News & Barn notes

Cox-Trained Salute The Stars Upsets 1-2 Favorite Kingsbarns In Saturday’s TVG.Com Pegasus Stakes On Haskell Preview Day

June 17, 2023

Trainer Brad Cox made history a year ago when Cyberknife won the Haskell Stakes in record time. Now he has a chance to tie another prestigious record in Monmouth Park’s showcase race.

Salute the Stars, in Cox’s care for just the second race of his career, surged from off the pace to catch 1-2 favorite Kingsbarns on the way to a neck victory in Saturday’s $150,000 Pegasus Stakes for 3-year-olds on Haskell Preview Day at the Shore track.

By winning the Pegasus Stakes, the local prep for the Grade 1, $1 million Haskell Stakes on July 22, owners Gary and Mary West received a free entry and start fees to Monmouth Park’s premier race. And that means Cox has a chance to match Bob Baffert as the only trainers in the race’s history to win it three straight years.

Cox won the Haskell in 2021 with Mandaloun and last year with Cyberknife.

“We’ll see (about the Haskell),” said Trace Messina, Cox’s assistant. “Obviously that’s an option. We have a lot of 3-year-olds in this division. But that’s a possibility for sure.”

Ridden by Joe Rosario, Salute the Stars, sent off at 5-2 in the field of six 3-year-olds, kicked off a stakes-filled 14-race card that saw the Chad Brown-trained Consumer Spending ($11.00) follow by winning the Grade 3 Eatontown Stakes by three-quarters of a length, out-finishing 13-10 favorite Surprisingly.

In the Grade 3 Salvator Mile, Petulante was able to collar Nimitz Class late for a half-length victory, and in the Grade 3 Monmouth Stakes 6-1 Catnip rallied for a half-length victory over Never Explain, as multiple Grade 1 winner Tribhuvan showed the rust from a lengthy layoff by fading to fourth after setting soft early fractions in the nine-furlong grass race.

Additionally, early longshots on the card created a Pick 5 carryover of $74,986 that will start in the Win Early Pick 5 in the first race on Sunday’s card.

Salute the Stars, a West homebred and son of Candy Ride, made his debut for Cox on May 14 at Churchill Downs in an off-the-turf allowance.

“We liked him a lot first time out,” said Messina. “We were going back and forth, dirt or turf, and we said let’s just run him on the grass. And then the race came off. It gave us the option to see what he was like on the dirt. Not against true dirt horses but it was competitive field that day.

“I was not feeling good on the backside (this race). He was too aggressive going into the first turn. On the backside Joel did a good job getting him to relax. Even at the three-eighths pole I thought `he’s not going anywhere.’ But when he straightened out he got going.”

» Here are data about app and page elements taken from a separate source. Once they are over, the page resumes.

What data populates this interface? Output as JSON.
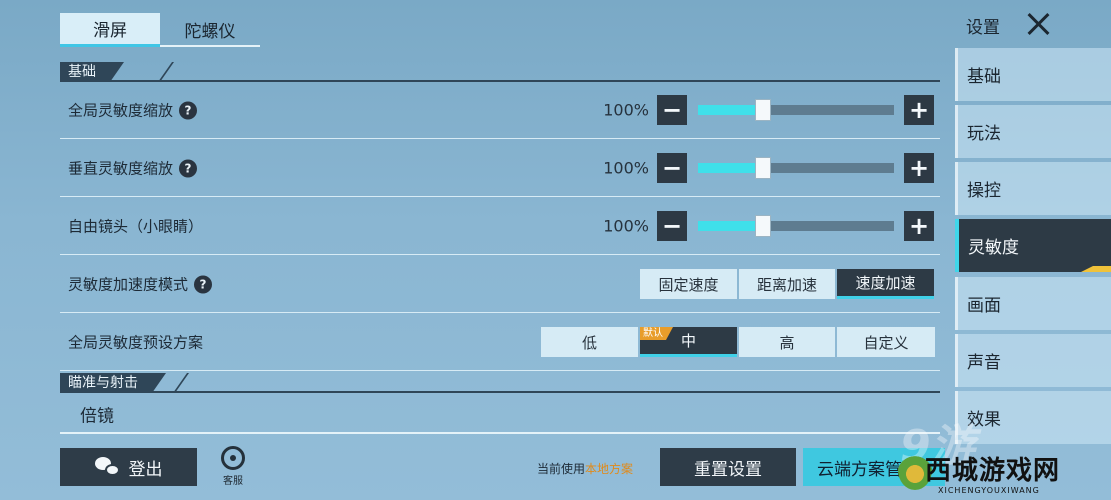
{
  "tabs": [
    {
      "label": "滑屏",
      "active": true
    },
    {
      "label": "陀螺仪",
      "active": false
    }
  ],
  "sections": {
    "basic": "基础",
    "aim": "瞄准与射击"
  },
  "rows": {
    "global_sens": {
      "label": "全局灵敏度缩放",
      "value": "100%",
      "level": 0.33
    },
    "vertical_sens": {
      "label": "垂直灵敏度缩放",
      "value": "100%",
      "level": 0.33
    },
    "free_look": {
      "label": "自由镜头（小眼睛）",
      "value": "100%",
      "level": 0.33
    },
    "accel_mode": {
      "label": "灵敏度加速度模式",
      "options": [
        "固定速度",
        "距离加速",
        "速度加速"
      ],
      "selected": "速度加速"
    },
    "preset": {
      "label": "全局灵敏度预设方案",
      "options": [
        "低",
        "中",
        "高",
        "自定义"
      ],
      "selected": "中",
      "default_badge": "默认"
    },
    "scope": {
      "label": "倍镜"
    }
  },
  "icons": {
    "help": "?",
    "minus": "−",
    "plus": "+"
  },
  "bottom": {
    "logout_label": "登出",
    "service_label": "客服",
    "current_prefix": "当前使用",
    "current_scheme": "本地方案",
    "reset_label": "重置设置",
    "cloud_label": "云端方案管"
  },
  "sidebar": {
    "title": "设置",
    "items": [
      {
        "label": "基础",
        "active": false
      },
      {
        "label": "玩法",
        "active": false
      },
      {
        "label": "操控",
        "active": false
      },
      {
        "label": "灵敏度",
        "active": true
      },
      {
        "label": "画面",
        "active": false
      },
      {
        "label": "声音",
        "active": false
      },
      {
        "label": "效果",
        "active": false
      }
    ]
  },
  "watermark": {
    "big": "西城游戏网",
    "small": "XICHENGYOUXIWANG",
    "ghost": "9游"
  },
  "colors": {
    "accent": "#3fd6ea",
    "dark": "#2d3a45",
    "badge": "#e89d2a",
    "highlight": "#e08a1a"
  }
}
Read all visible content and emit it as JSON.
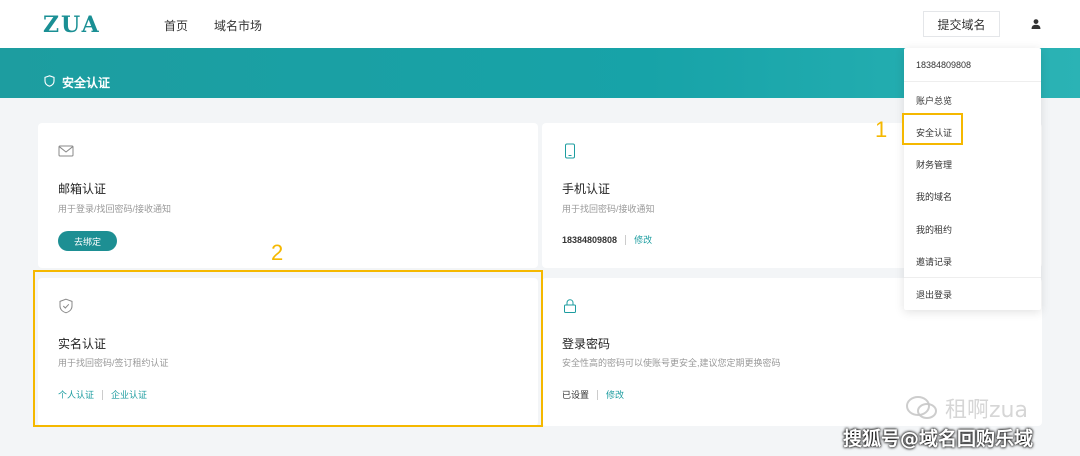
{
  "header": {
    "logo": "ZUA",
    "nav": [
      "首页",
      "域名市场"
    ],
    "submit_label": "提交域名"
  },
  "banner": {
    "title": "安全认证"
  },
  "cards": {
    "email": {
      "title": "邮箱认证",
      "desc": "用于登录/找回密码/接收通知",
      "button": "去绑定"
    },
    "phone": {
      "title": "手机认证",
      "desc": "用于找回密码/接收通知",
      "value": "18384809808",
      "action": "修改"
    },
    "realname": {
      "title": "实名认证",
      "desc": "用于找回密码/签订租约认证",
      "action1": "个人认证",
      "action2": "企业认证"
    },
    "password": {
      "title": "登录密码",
      "desc": "安全性高的密码可以使账号更安全,建议您定期更换密码",
      "status": "已设置",
      "action": "修改"
    }
  },
  "dropdown": {
    "phone": "18384809808",
    "items": [
      "账户总览",
      "安全认证",
      "财务管理",
      "我的域名",
      "我的租约",
      "邀请记录",
      "退出登录"
    ]
  },
  "annotations": {
    "one": "1",
    "two": "2"
  },
  "watermark": {
    "top": "租啊zua",
    "bottom": "搜狐号@域名回购乐域"
  },
  "colors": {
    "primary": "#1d9da0",
    "highlight": "#f5b800"
  }
}
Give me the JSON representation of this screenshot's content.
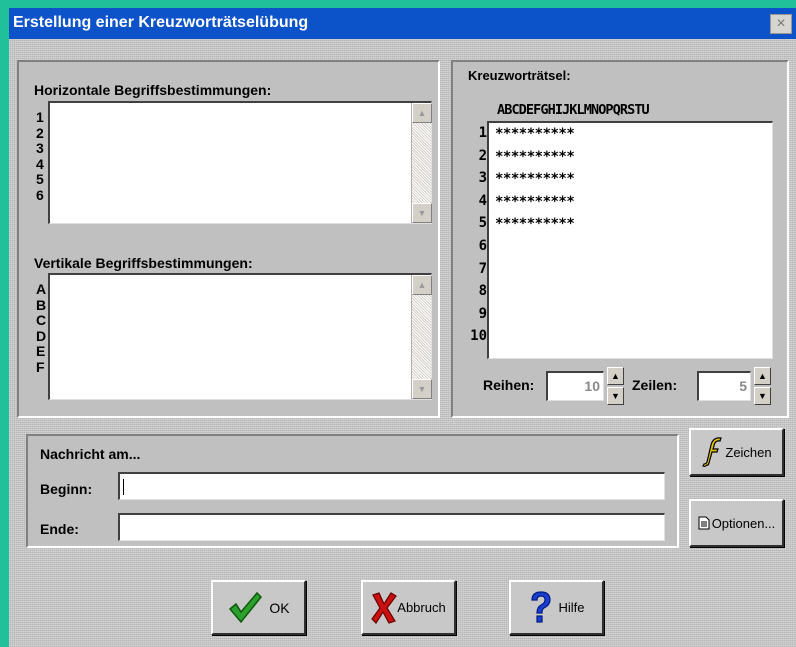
{
  "window": {
    "title": "Erstellung einer Kreuzworträtselübung",
    "close_glyph": "×"
  },
  "horizontal": {
    "label": "Horizontale Begriffsbestimmungen:",
    "rows": [
      "1",
      "2",
      "3",
      "4",
      "5",
      "6"
    ]
  },
  "vertical": {
    "label": "Vertikale Begriffsbestimmungen:",
    "rows": [
      "A",
      "B",
      "C",
      "D",
      "E",
      "F"
    ]
  },
  "crossword": {
    "label": "Kreuzworträtsel:",
    "columns": "ABCDEFGHIJKLMNOPQRSTU",
    "row_numbers": [
      "1",
      "2",
      "3",
      "4",
      "5",
      "6",
      "7",
      "8",
      "9",
      "10"
    ],
    "grid_rows": [
      "**********",
      "**********",
      "**********",
      "**********",
      "**********",
      "",
      "",
      "",
      "",
      ""
    ]
  },
  "reihen": {
    "label": "Reihen:",
    "value": "10"
  },
  "zeilen": {
    "label": "Zeilen:",
    "value": "5"
  },
  "message": {
    "label": "Nachricht am...",
    "begin_label": "Beginn:",
    "begin_value": "",
    "end_label": "Ende:",
    "end_value": ""
  },
  "buttons": {
    "zeichen": "Zeichen",
    "optionen": "Optionen...",
    "ok": "OK",
    "abbruch": "Abbruch",
    "hilfe": "Hilfe"
  },
  "icons": {
    "zeichen": "font-f-icon",
    "optionen": "document-icon",
    "ok": "checkmark-icon",
    "abbruch": "red-x-icon",
    "hilfe": "question-mark-icon"
  },
  "colors": {
    "titlebar": "#0c52c9",
    "desktop": "#1fc09a",
    "dialog": "#c8c8c8",
    "ok_check": "#2ca02c",
    "abbruch_x": "#cc1010",
    "hilfe_q": "#1a3fd0"
  }
}
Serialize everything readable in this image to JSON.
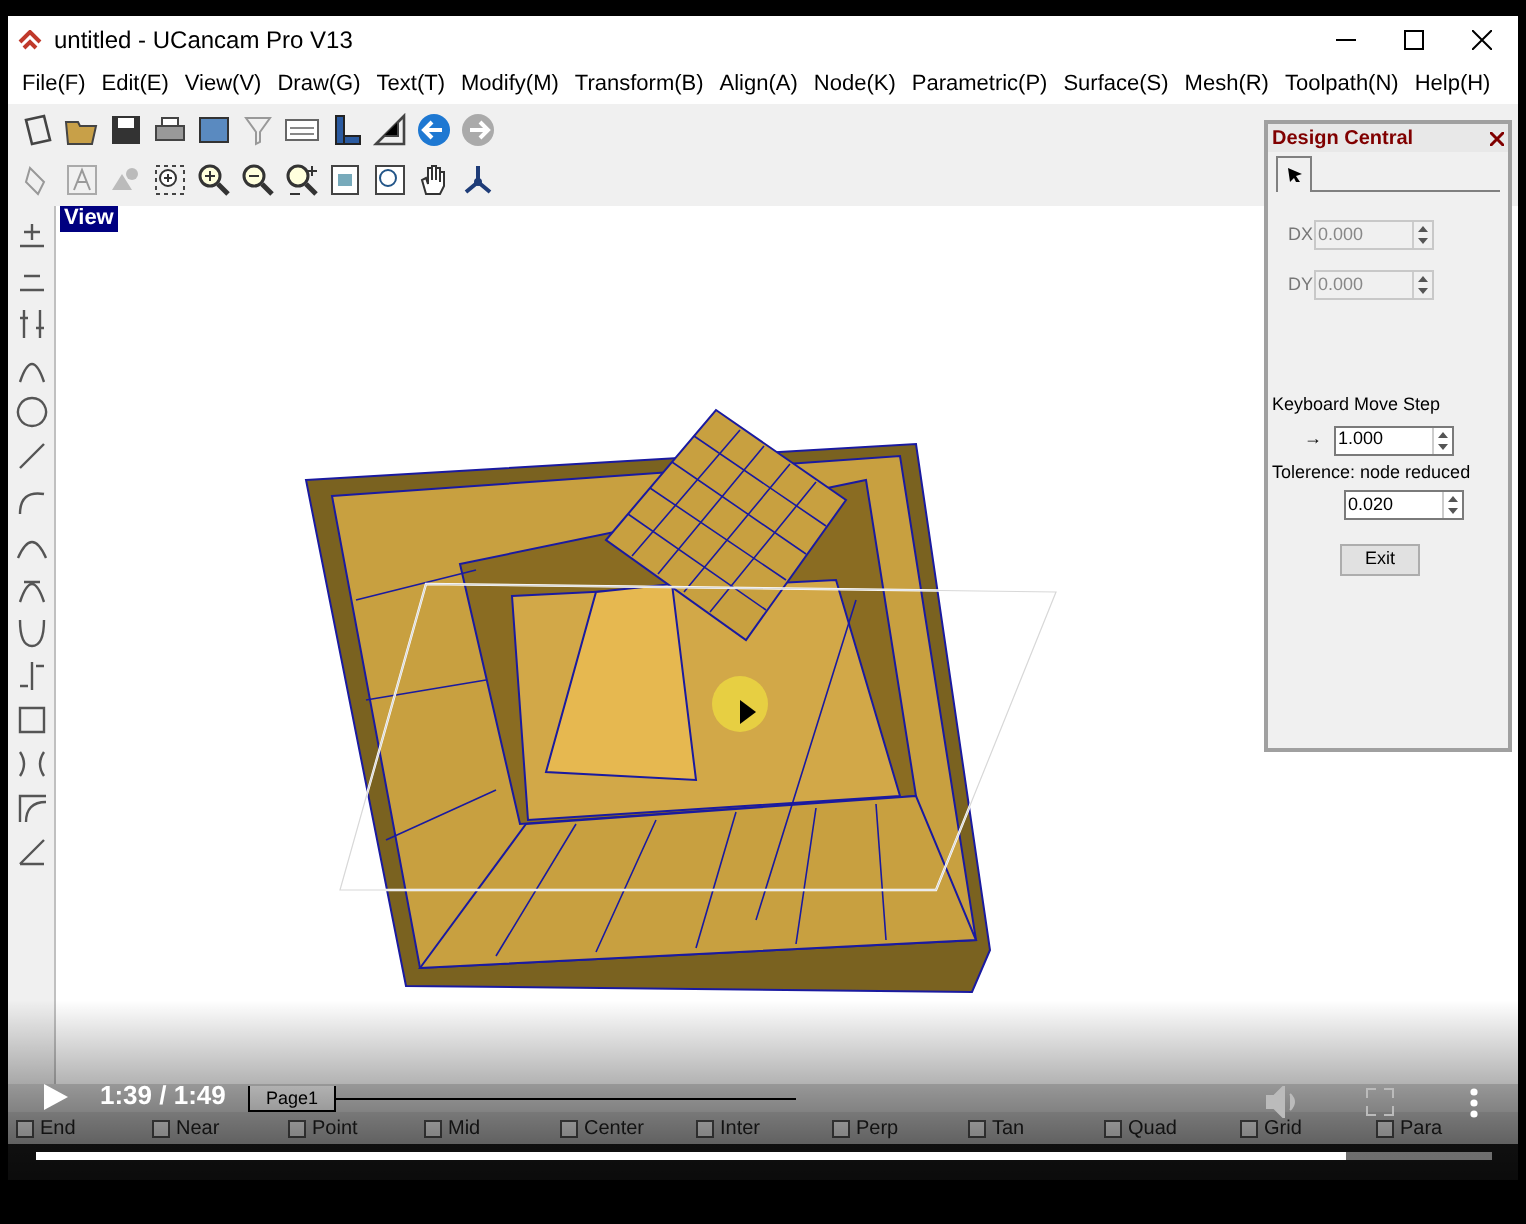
{
  "window": {
    "title": "untitled - UCancam Pro V13"
  },
  "menu": [
    "File(F)",
    "Edit(E)",
    "View(V)",
    "Draw(G)",
    "Text(T)",
    "Modify(M)",
    "Transform(B)",
    "Align(A)",
    "Node(K)",
    "Parametric(P)",
    "Surface(S)",
    "Mesh(R)",
    "Toolpath(N)",
    "Help(H)"
  ],
  "canvas": {
    "view_label": "View"
  },
  "design_central": {
    "title": "Design Central",
    "fields": [
      {
        "label": "DX",
        "value": "0.000",
        "disabled": true
      },
      {
        "label": "DY",
        "value": "0.000",
        "disabled": true
      }
    ],
    "move_step": {
      "label": "Keyboard Move Step",
      "arrow": "→",
      "value": "1.000",
      "disabled": false
    },
    "tolerance": {
      "label": "Tolerence: node reduced",
      "value": "0.020",
      "disabled": false
    },
    "exit_button": "Exit"
  },
  "page_tabs": [
    {
      "label": "Page1",
      "selected": true
    }
  ],
  "snaps": [
    {
      "label": "End",
      "checked": false
    },
    {
      "label": "Near",
      "checked": false
    },
    {
      "label": "Point",
      "checked": false
    },
    {
      "label": "Mid",
      "checked": false
    },
    {
      "label": "Center",
      "checked": false
    },
    {
      "label": "Inter",
      "checked": false
    },
    {
      "label": "Perp",
      "checked": false
    },
    {
      "label": "Tan",
      "checked": false
    },
    {
      "label": "Quad",
      "checked": false
    },
    {
      "label": "Grid",
      "checked": false
    },
    {
      "label": "Para",
      "checked": false
    }
  ],
  "video": {
    "time": "1:39 / 1:49",
    "level": 0.9
  }
}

The winning time for the mile and sixteenth was 1:43.87, with Kingsbarns finishing 2½ lengths ahead of Howgreatisnate in third.

Consumer Spending, who had the benefit of a race following a length layoff, added a second graded stakes win to her credentials. The 4-year-old daughter of More Than Ready, owned by Klaravich Stables and ridden by Samy Camacho, had been tracking the leaders in fourth in the mile and a sixteenth grass race before kicking in.

The winning time was 1:42.00

Petulante, trained by Victor Barboza and ridden by Luis Saez, scored his first graded stakes win in the Salvator Mile, improving his career line to 6-4-2-0 for owners Lugamo Racing Stabler.

The 4-year-old colt’s late run and strong stretch kick ended Nimitz Class’ five-race winning streak.

The winning time was 1:36.88

Catnip, also ridden by Rosario, improved to 3-for-3 as a 4-year-old – and since being gelded – in winning the Monmouth Stakes for trainer Michael Stidham in an oddly run race that saw the patience displayed by Rosario pay off.

“He always had the potential,” said Stidham. “We ran him in the Virginia Derby (last year) and it was probably a little premature where he was mentally and physically. So after he had time off before he came back this year we gelded him and that has really helped a lot. He hasn’t lost since then. Mentally, he’s a little more relaxed, a little more focused, and just a better race horse.”

The win gave owners Susan and John More free entry and start fees to the Grade 1, $600,000 United Nations on Haskell Day.

“We’ll certainly be looking next in the direction of the United Nations,” said Stidham.